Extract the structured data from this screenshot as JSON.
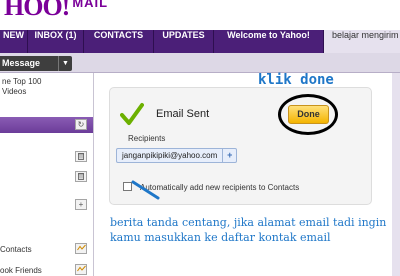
{
  "header": {
    "logo": "HOO!",
    "logo_product": "MAIL"
  },
  "tabs": [
    {
      "label": "NEW"
    },
    {
      "label": "INBOX (1)"
    },
    {
      "label": "CONTACTS"
    },
    {
      "label": "UPDATES"
    },
    {
      "label": "Welcome to Yahoo!"
    },
    {
      "label": "belajar mengirim"
    }
  ],
  "toolbar": {
    "new_message": "Message",
    "caret": "▼"
  },
  "sidebar": {
    "news_line1": "ne Top 100",
    "news_line2": "Videos",
    "refresh_icon": "↻",
    "trash_icon": "🗑",
    "add_icon": "+",
    "items": [
      {
        "label": "Contacts"
      },
      {
        "label": "ook Friends"
      }
    ]
  },
  "dialog": {
    "title": "Email Sent",
    "done_label": "Done",
    "recipients_label": "Recipients",
    "recipient": "janganpikipiki@yahoo.com",
    "add_recipient": "+",
    "auto_add_label": "Automatically add new recipients to Contacts"
  },
  "annotations": {
    "done_note": "klik done",
    "checkbox_note": "berita tanda centang, jika alamat email tadi ingin kamu masukkan ke daftar kontak email"
  },
  "colors": {
    "brand": "#7b0099",
    "nav": "#4b1f78",
    "done_button": "#f4b400",
    "annotation": "#1f77c8",
    "check": "#6cb000"
  }
}
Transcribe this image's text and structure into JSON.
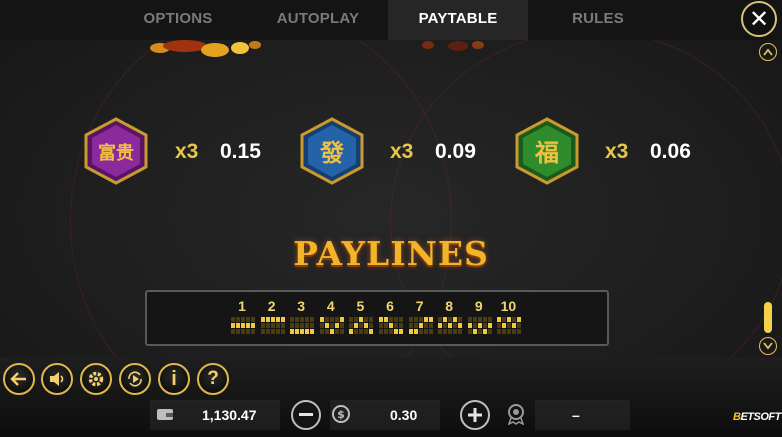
{
  "tabs": [
    {
      "label": "OPTIONS"
    },
    {
      "label": "AUTOPLAY"
    },
    {
      "label": "PAYTABLE"
    },
    {
      "label": "RULES"
    }
  ],
  "symbols": [
    {
      "name": "purple-tile",
      "multiplier": "x3",
      "value": "0.15",
      "glyph": "富贵",
      "color": "#8a2a9c"
    },
    {
      "name": "blue-tile",
      "multiplier": "x3",
      "value": "0.09",
      "glyph": "發",
      "color": "#2463a8"
    },
    {
      "name": "green-tile",
      "multiplier": "x3",
      "value": "0.06",
      "glyph": "福",
      "color": "#2f8c2c"
    }
  ],
  "paylines_title": "PAYLINES",
  "paylines": [
    {
      "n": "1",
      "pattern": [
        [
          0,
          0,
          0,
          0,
          0
        ],
        [
          1,
          1,
          1,
          1,
          1
        ],
        [
          0,
          0,
          0,
          0,
          0
        ]
      ]
    },
    {
      "n": "2",
      "pattern": [
        [
          1,
          1,
          1,
          1,
          1
        ],
        [
          0,
          0,
          0,
          0,
          0
        ],
        [
          0,
          0,
          0,
          0,
          0
        ]
      ]
    },
    {
      "n": "3",
      "pattern": [
        [
          0,
          0,
          0,
          0,
          0
        ],
        [
          0,
          0,
          0,
          0,
          0
        ],
        [
          1,
          1,
          1,
          1,
          1
        ]
      ]
    },
    {
      "n": "4",
      "pattern": [
        [
          1,
          0,
          0,
          0,
          1
        ],
        [
          0,
          1,
          0,
          1,
          0
        ],
        [
          0,
          0,
          1,
          0,
          0
        ]
      ]
    },
    {
      "n": "5",
      "pattern": [
        [
          0,
          0,
          1,
          0,
          0
        ],
        [
          0,
          1,
          0,
          1,
          0
        ],
        [
          1,
          0,
          0,
          0,
          1
        ]
      ]
    },
    {
      "n": "6",
      "pattern": [
        [
          1,
          1,
          0,
          0,
          0
        ],
        [
          0,
          0,
          1,
          0,
          0
        ],
        [
          0,
          0,
          0,
          1,
          1
        ]
      ]
    },
    {
      "n": "7",
      "pattern": [
        [
          0,
          0,
          0,
          1,
          1
        ],
        [
          0,
          0,
          1,
          0,
          0
        ],
        [
          1,
          1,
          0,
          0,
          0
        ]
      ]
    },
    {
      "n": "8",
      "pattern": [
        [
          0,
          1,
          0,
          1,
          0
        ],
        [
          1,
          0,
          1,
          0,
          1
        ],
        [
          0,
          0,
          0,
          0,
          0
        ]
      ]
    },
    {
      "n": "9",
      "pattern": [
        [
          0,
          0,
          0,
          0,
          0
        ],
        [
          1,
          0,
          1,
          0,
          1
        ],
        [
          0,
          1,
          0,
          1,
          0
        ]
      ]
    },
    {
      "n": "10",
      "pattern": [
        [
          1,
          0,
          1,
          0,
          1
        ],
        [
          0,
          1,
          0,
          1,
          0
        ],
        [
          0,
          0,
          0,
          0,
          0
        ]
      ]
    }
  ],
  "bottom": {
    "balance": "1,130.47",
    "bet": "0.30",
    "win": "–",
    "brand_b": "B",
    "brand_rest": "ETSOFT"
  },
  "colors": {
    "accent": "#e8c64a",
    "title": "#f2b52a"
  }
}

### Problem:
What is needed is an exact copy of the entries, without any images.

### Output of the exercise:
Extract the structured data from this screenshot as JSON.
{
  "header": {
    "logo": "HOO!",
    "logo_product": "MAIL"
  },
  "tabs": [
    {
      "label": "NEW"
    },
    {
      "label": "INBOX (1)"
    },
    {
      "label": "CONTACTS"
    },
    {
      "label": "UPDATES"
    },
    {
      "label": "Welcome to Yahoo!"
    },
    {
      "label": "belajar mengirim"
    }
  ],
  "toolbar": {
    "new_message": "Message",
    "caret": "▼"
  },
  "sidebar": {
    "news_line1": "ne Top 100",
    "news_line2": "Videos",
    "refresh_icon": "↻",
    "trash_icon": "🗑",
    "add_icon": "+",
    "items": [
      {
        "label": "Contacts"
      },
      {
        "label": "ook Friends"
      }
    ]
  },
  "dialog": {
    "title": "Email Sent",
    "done_label": "Done",
    "recipients_label": "Recipients",
    "recipient": "janganpikipiki@yahoo.com",
    "add_recipient": "+",
    "auto_add_label": "Automatically add new recipients to Contacts"
  },
  "annotations": {
    "done_note": "klik done",
    "checkbox_note": "berita tanda centang, jika alamat email tadi ingin kamu masukkan ke daftar kontak email"
  },
  "colors": {
    "brand": "#7b0099",
    "nav": "#4b1f78",
    "done_button": "#f4b400",
    "annotation": "#1f77c8",
    "check": "#6cb000"
  }
}
Transcribe this image's text and structure into JSON.
{
  "tabs": [
    {
      "label": "OPTIONS"
    },
    {
      "label": "AUTOPLAY"
    },
    {
      "label": "PAYTABLE"
    },
    {
      "label": "RULES"
    }
  ],
  "symbols": [
    {
      "name": "purple-tile",
      "multiplier": "x3",
      "value": "0.15",
      "glyph": "富贵",
      "color": "#8a2a9c"
    },
    {
      "name": "blue-tile",
      "multiplier": "x3",
      "value": "0.09",
      "glyph": "發",
      "color": "#2463a8"
    },
    {
      "name": "green-tile",
      "multiplier": "x3",
      "value": "0.06",
      "glyph": "福",
      "color": "#2f8c2c"
    }
  ],
  "paylines_title": "PAYLINES",
  "paylines": [
    {
      "n": "1",
      "pattern": [
        [
          0,
          0,
          0,
          0,
          0
        ],
        [
          1,
          1,
          1,
          1,
          1
        ],
        [
          0,
          0,
          0,
          0,
          0
        ]
      ]
    },
    {
      "n": "2",
      "pattern": [
        [
          1,
          1,
          1,
          1,
          1
        ],
        [
          0,
          0,
          0,
          0,
          0
        ],
        [
          0,
          0,
          0,
          0,
          0
        ]
      ]
    },
    {
      "n": "3",
      "pattern": [
        [
          0,
          0,
          0,
          0,
          0
        ],
        [
          0,
          0,
          0,
          0,
          0
        ],
        [
          1,
          1,
          1,
          1,
          1
        ]
      ]
    },
    {
      "n": "4",
      "pattern": [
        [
          1,
          0,
          0,
          0,
          1
        ],
        [
          0,
          1,
          0,
          1,
          0
        ],
        [
          0,
          0,
          1,
          0,
          0
        ]
      ]
    },
    {
      "n": "5",
      "pattern": [
        [
          0,
          0,
          1,
          0,
          0
        ],
        [
          0,
          1,
          0,
          1,
          0
        ],
        [
          1,
          0,
          0,
          0,
          1
        ]
      ]
    },
    {
      "n": "6",
      "pattern": [
        [
          1,
          1,
          0,
          0,
          0
        ],
        [
          0,
          0,
          1,
          0,
          0
        ],
        [
          0,
          0,
          0,
          1,
          1
        ]
      ]
    },
    {
      "n": "7",
      "pattern": [
        [
          0,
          0,
          0,
          1,
          1
        ],
        [
          0,
          0,
          1,
          0,
          0
        ],
        [
          1,
          1,
          0,
          0,
          0
        ]
      ]
    },
    {
      "n": "8",
      "pattern": [
        [
          0,
          1,
          0,
          1,
          0
        ],
        [
          1,
          0,
          1,
          0,
          1
        ],
        [
          0,
          0,
          0,
          0,
          0
        ]
      ]
    },
    {
      "n": "9",
      "pattern": [
        [
          0,
          0,
          0,
          0,
          0
        ],
        [
          1,
          0,
          1,
          0,
          1
        ],
        [
          0,
          1,
          0,
          1,
          0
        ]
      ]
    },
    {
      "n": "10",
      "pattern": [
        [
          1,
          0,
          1,
          0,
          1
        ],
        [
          0,
          1,
          0,
          1,
          0
        ],
        [
          0,
          0,
          0,
          0,
          0
        ]
      ]
    }
  ],
  "bottom": {
    "balance": "1,130.47",
    "bet": "0.30",
    "win": "–",
    "brand_b": "B",
    "brand_rest": "ETSOFT"
  },
  "colors": {
    "accent": "#e8c64a",
    "title": "#f2b52a"
  }
}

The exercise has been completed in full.